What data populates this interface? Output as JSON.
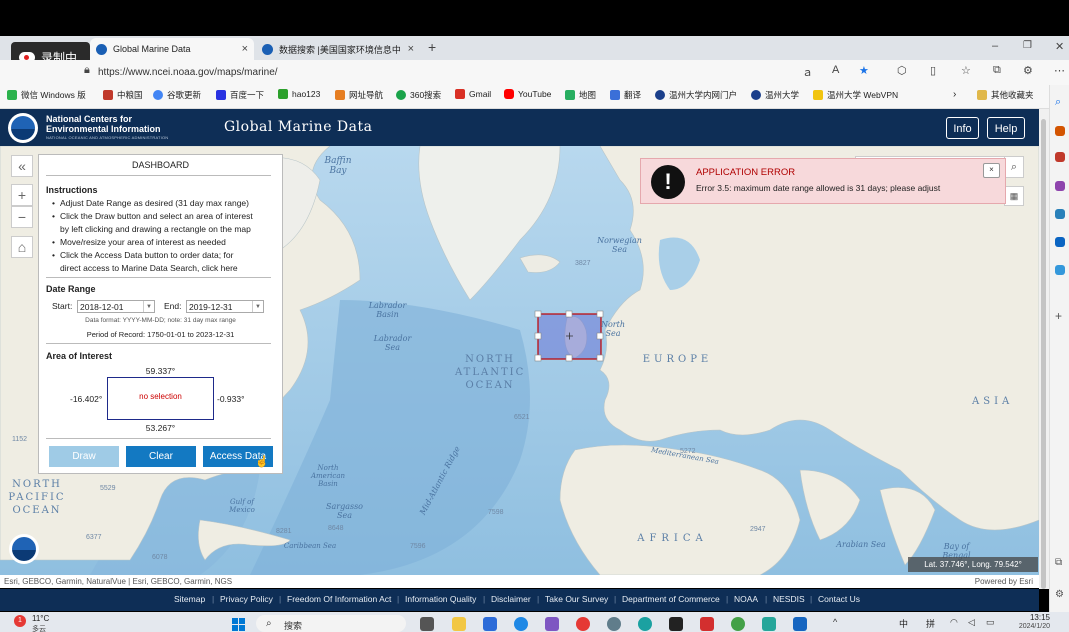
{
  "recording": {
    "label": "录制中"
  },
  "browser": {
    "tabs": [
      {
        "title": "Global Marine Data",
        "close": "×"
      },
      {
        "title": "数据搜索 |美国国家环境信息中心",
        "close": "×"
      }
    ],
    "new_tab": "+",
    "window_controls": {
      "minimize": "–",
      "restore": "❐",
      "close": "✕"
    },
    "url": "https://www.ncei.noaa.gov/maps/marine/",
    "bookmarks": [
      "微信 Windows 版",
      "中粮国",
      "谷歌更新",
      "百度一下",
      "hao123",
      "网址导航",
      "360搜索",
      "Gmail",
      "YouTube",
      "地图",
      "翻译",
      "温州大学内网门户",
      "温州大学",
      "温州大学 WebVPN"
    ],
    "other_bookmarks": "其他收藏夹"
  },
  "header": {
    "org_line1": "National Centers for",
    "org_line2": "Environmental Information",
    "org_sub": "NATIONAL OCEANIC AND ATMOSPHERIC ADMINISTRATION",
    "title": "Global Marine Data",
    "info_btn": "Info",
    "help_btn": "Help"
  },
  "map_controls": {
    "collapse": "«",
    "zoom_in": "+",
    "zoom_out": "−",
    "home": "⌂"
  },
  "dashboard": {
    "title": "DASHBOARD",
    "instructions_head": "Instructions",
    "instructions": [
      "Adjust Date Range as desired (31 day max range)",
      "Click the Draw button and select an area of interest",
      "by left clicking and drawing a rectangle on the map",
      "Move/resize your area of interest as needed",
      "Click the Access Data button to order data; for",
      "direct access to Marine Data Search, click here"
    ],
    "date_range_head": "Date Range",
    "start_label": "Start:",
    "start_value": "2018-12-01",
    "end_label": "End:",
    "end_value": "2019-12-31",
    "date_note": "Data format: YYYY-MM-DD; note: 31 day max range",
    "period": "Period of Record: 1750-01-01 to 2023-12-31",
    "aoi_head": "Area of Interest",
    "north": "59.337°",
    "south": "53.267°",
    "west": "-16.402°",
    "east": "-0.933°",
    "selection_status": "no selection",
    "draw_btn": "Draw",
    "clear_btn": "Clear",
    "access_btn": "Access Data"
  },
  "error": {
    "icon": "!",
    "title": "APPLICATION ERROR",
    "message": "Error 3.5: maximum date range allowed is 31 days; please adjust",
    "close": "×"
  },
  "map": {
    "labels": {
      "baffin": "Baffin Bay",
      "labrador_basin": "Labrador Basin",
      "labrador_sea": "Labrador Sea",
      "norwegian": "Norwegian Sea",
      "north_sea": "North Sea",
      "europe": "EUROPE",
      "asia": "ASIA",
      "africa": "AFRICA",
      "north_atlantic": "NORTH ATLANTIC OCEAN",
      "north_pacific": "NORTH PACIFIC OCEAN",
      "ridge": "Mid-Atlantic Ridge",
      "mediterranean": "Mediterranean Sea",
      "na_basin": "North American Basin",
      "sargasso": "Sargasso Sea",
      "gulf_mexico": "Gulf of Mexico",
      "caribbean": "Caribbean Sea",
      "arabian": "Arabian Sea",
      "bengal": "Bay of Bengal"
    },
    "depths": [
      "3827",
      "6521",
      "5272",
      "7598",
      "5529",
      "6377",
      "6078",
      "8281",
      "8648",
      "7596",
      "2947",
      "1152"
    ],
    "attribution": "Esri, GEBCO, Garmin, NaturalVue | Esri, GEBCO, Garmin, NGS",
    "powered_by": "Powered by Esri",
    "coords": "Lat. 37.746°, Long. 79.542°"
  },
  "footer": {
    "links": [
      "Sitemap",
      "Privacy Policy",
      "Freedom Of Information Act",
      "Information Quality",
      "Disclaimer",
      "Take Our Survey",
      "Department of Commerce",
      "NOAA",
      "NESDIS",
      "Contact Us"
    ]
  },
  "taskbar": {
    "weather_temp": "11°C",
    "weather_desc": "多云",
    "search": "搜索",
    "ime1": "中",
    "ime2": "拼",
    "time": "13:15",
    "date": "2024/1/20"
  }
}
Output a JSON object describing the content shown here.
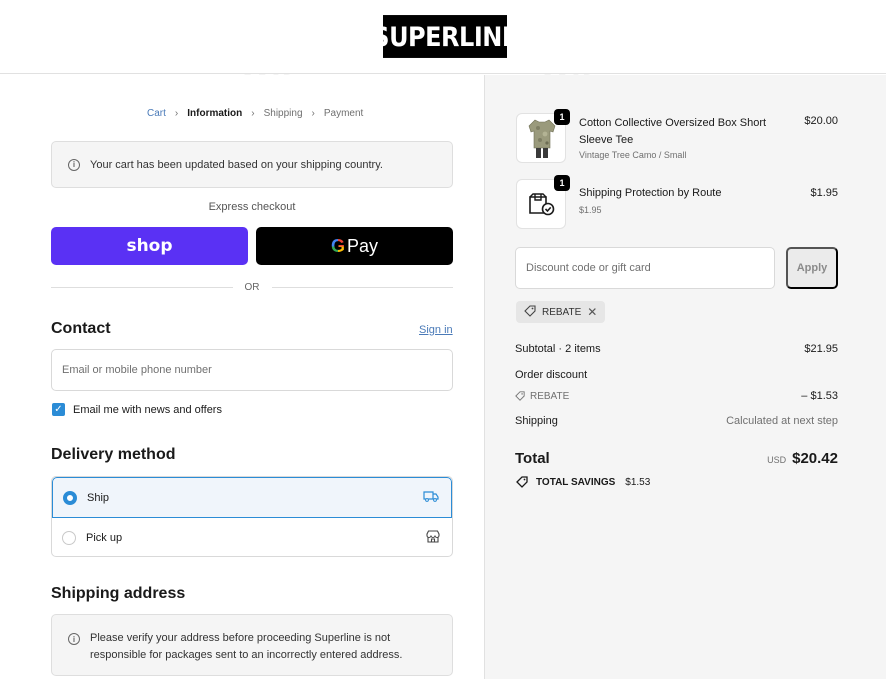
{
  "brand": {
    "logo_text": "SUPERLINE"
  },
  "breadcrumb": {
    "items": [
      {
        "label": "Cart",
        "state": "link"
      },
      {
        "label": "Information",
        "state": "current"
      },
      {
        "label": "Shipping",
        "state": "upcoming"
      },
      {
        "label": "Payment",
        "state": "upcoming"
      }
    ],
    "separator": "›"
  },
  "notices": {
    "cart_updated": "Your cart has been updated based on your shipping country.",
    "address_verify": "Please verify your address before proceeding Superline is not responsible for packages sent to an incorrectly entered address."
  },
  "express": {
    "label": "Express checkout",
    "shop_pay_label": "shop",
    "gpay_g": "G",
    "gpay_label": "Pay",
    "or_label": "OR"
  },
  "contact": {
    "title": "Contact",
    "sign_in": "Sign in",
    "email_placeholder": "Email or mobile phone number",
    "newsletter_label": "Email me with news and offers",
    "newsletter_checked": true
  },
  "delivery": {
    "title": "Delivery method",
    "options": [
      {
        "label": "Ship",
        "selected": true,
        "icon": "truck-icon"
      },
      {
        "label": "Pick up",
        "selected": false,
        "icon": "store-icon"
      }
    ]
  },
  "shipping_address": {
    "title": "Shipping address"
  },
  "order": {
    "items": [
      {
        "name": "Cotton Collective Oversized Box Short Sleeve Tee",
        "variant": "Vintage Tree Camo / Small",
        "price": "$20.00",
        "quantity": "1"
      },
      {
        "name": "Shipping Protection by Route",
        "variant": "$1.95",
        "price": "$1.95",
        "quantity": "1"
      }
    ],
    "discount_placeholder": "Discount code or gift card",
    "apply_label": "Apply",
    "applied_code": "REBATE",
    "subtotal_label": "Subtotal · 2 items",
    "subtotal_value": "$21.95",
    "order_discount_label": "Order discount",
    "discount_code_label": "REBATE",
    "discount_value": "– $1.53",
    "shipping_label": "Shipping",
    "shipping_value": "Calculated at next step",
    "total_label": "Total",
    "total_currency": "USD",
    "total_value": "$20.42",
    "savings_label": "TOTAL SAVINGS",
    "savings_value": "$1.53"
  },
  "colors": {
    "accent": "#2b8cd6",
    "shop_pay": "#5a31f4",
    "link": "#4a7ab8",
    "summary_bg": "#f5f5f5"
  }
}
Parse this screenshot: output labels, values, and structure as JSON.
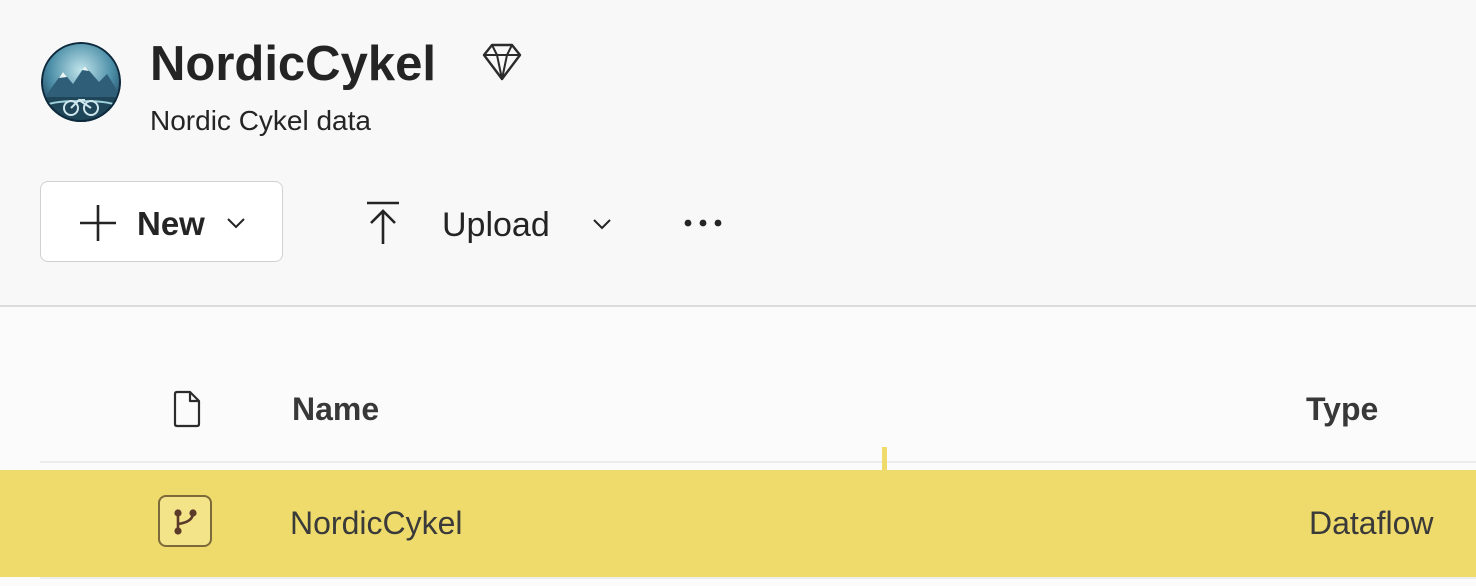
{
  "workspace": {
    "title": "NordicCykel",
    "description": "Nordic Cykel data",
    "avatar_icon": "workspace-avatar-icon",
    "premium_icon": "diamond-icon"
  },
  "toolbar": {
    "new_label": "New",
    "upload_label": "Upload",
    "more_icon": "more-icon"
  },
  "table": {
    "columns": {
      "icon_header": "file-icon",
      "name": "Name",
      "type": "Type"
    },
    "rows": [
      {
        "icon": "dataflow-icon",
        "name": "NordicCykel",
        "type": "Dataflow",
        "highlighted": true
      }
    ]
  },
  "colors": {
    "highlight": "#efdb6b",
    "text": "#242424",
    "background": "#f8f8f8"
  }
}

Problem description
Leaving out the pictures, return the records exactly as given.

Expected output
What data populates this interface? Output as JSON.
{
  "recording": {
    "label": "录制中"
  },
  "browser": {
    "tabs": [
      {
        "title": "Global Marine Data",
        "close": "×"
      },
      {
        "title": "数据搜索 |美国国家环境信息中心",
        "close": "×"
      }
    ],
    "new_tab": "+",
    "window_controls": {
      "minimize": "–",
      "restore": "❐",
      "close": "✕"
    },
    "url": "https://www.ncei.noaa.gov/maps/marine/",
    "bookmarks": [
      "微信 Windows 版",
      "中粮国",
      "谷歌更新",
      "百度一下",
      "hao123",
      "网址导航",
      "360搜索",
      "Gmail",
      "YouTube",
      "地图",
      "翻译",
      "温州大学内网门户",
      "温州大学",
      "温州大学 WebVPN"
    ],
    "other_bookmarks": "其他收藏夹"
  },
  "header": {
    "org_line1": "National Centers for",
    "org_line2": "Environmental Information",
    "org_sub": "NATIONAL OCEANIC AND ATMOSPHERIC ADMINISTRATION",
    "title": "Global Marine Data",
    "info_btn": "Info",
    "help_btn": "Help"
  },
  "map_controls": {
    "collapse": "«",
    "zoom_in": "+",
    "zoom_out": "−",
    "home": "⌂"
  },
  "dashboard": {
    "title": "DASHBOARD",
    "instructions_head": "Instructions",
    "instructions": [
      "Adjust Date Range as desired (31 day max range)",
      "Click the Draw button and select an area of interest",
      "by left clicking and drawing a rectangle on the map",
      "Move/resize your area of interest as needed",
      "Click the Access Data button to order data; for",
      "direct access to Marine Data Search, click here"
    ],
    "date_range_head": "Date Range",
    "start_label": "Start:",
    "start_value": "2018-12-01",
    "end_label": "End:",
    "end_value": "2019-12-31",
    "date_note": "Data format: YYYY-MM-DD; note: 31 day max range",
    "period": "Period of Record: 1750-01-01 to 2023-12-31",
    "aoi_head": "Area of Interest",
    "north": "59.337°",
    "south": "53.267°",
    "west": "-16.402°",
    "east": "-0.933°",
    "selection_status": "no selection",
    "draw_btn": "Draw",
    "clear_btn": "Clear",
    "access_btn": "Access Data"
  },
  "error": {
    "icon": "!",
    "title": "APPLICATION ERROR",
    "message": "Error 3.5: maximum date range allowed is 31 days; please adjust",
    "close": "×"
  },
  "map": {
    "labels": {
      "baffin": "Baffin Bay",
      "labrador_basin": "Labrador Basin",
      "labrador_sea": "Labrador Sea",
      "norwegian": "Norwegian Sea",
      "north_sea": "North Sea",
      "europe": "EUROPE",
      "asia": "ASIA",
      "africa": "AFRICA",
      "north_atlantic": "NORTH ATLANTIC OCEAN",
      "north_pacific": "NORTH PACIFIC OCEAN",
      "ridge": "Mid-Atlantic Ridge",
      "mediterranean": "Mediterranean Sea",
      "na_basin": "North American Basin",
      "sargasso": "Sargasso Sea",
      "gulf_mexico": "Gulf of Mexico",
      "caribbean": "Caribbean Sea",
      "arabian": "Arabian Sea",
      "bengal": "Bay of Bengal"
    },
    "depths": [
      "3827",
      "6521",
      "5272",
      "7598",
      "5529",
      "6377",
      "6078",
      "8281",
      "8648",
      "7596",
      "2947",
      "1152"
    ],
    "attribution": "Esri, GEBCO, Garmin, NaturalVue | Esri, GEBCO, Garmin, NGS",
    "powered_by": "Powered by Esri",
    "coords": "Lat. 37.746°, Long. 79.542°"
  },
  "footer": {
    "links": [
      "Sitemap",
      "Privacy Policy",
      "Freedom Of Information Act",
      "Information Quality",
      "Disclaimer",
      "Take Our Survey",
      "Department of Commerce",
      "NOAA",
      "NESDIS",
      "Contact Us"
    ]
  },
  "taskbar": {
    "weather_temp": "11°C",
    "weather_desc": "多云",
    "search": "搜索",
    "ime1": "中",
    "ime2": "拼",
    "time": "13:15",
    "date": "2024/1/20"
  }
}
Output a JSON object describing the content shown here.
{
  "brand": {
    "logo_text": "SUPERLINE"
  },
  "breadcrumb": {
    "items": [
      {
        "label": "Cart",
        "state": "link"
      },
      {
        "label": "Information",
        "state": "current"
      },
      {
        "label": "Shipping",
        "state": "upcoming"
      },
      {
        "label": "Payment",
        "state": "upcoming"
      }
    ],
    "separator": "›"
  },
  "notices": {
    "cart_updated": "Your cart has been updated based on your shipping country.",
    "address_verify": "Please verify your address before proceeding Superline is not responsible for packages sent to an incorrectly entered address."
  },
  "express": {
    "label": "Express checkout",
    "shop_pay_label": "shop",
    "gpay_g": "G",
    "gpay_label": "Pay",
    "or_label": "OR"
  },
  "contact": {
    "title": "Contact",
    "sign_in": "Sign in",
    "email_placeholder": "Email or mobile phone number",
    "newsletter_label": "Email me with news and offers",
    "newsletter_checked": true
  },
  "delivery": {
    "title": "Delivery method",
    "options": [
      {
        "label": "Ship",
        "selected": true,
        "icon": "truck-icon"
      },
      {
        "label": "Pick up",
        "selected": false,
        "icon": "store-icon"
      }
    ]
  },
  "shipping_address": {
    "title": "Shipping address"
  },
  "order": {
    "items": [
      {
        "name": "Cotton Collective Oversized Box Short Sleeve Tee",
        "variant": "Vintage Tree Camo / Small",
        "price": "$20.00",
        "quantity": "1"
      },
      {
        "name": "Shipping Protection by Route",
        "variant": "$1.95",
        "price": "$1.95",
        "quantity": "1"
      }
    ],
    "discount_placeholder": "Discount code or gift card",
    "apply_label": "Apply",
    "applied_code": "REBATE",
    "subtotal_label": "Subtotal · 2 items",
    "subtotal_value": "$21.95",
    "order_discount_label": "Order discount",
    "discount_code_label": "REBATE",
    "discount_value": "– $1.53",
    "shipping_label": "Shipping",
    "shipping_value": "Calculated at next step",
    "total_label": "Total",
    "total_currency": "USD",
    "total_value": "$20.42",
    "savings_label": "TOTAL SAVINGS",
    "savings_value": "$1.53"
  },
  "colors": {
    "accent": "#2b8cd6",
    "shop_pay": "#5a31f4",
    "link": "#4a7ab8",
    "summary_bg": "#f5f5f5"
  }
}
Parse this screenshot: output labels, values, and structure as JSON.
{
  "workspace": {
    "title": "NordicCykel",
    "description": "Nordic Cykel data",
    "avatar_icon": "workspace-avatar-icon",
    "premium_icon": "diamond-icon"
  },
  "toolbar": {
    "new_label": "New",
    "upload_label": "Upload",
    "more_icon": "more-icon"
  },
  "table": {
    "columns": {
      "icon_header": "file-icon",
      "name": "Name",
      "type": "Type"
    },
    "rows": [
      {
        "icon": "dataflow-icon",
        "name": "NordicCykel",
        "type": "Dataflow",
        "highlighted": true
      }
    ]
  },
  "colors": {
    "highlight": "#efdb6b",
    "text": "#242424",
    "background": "#f8f8f8"
  }
}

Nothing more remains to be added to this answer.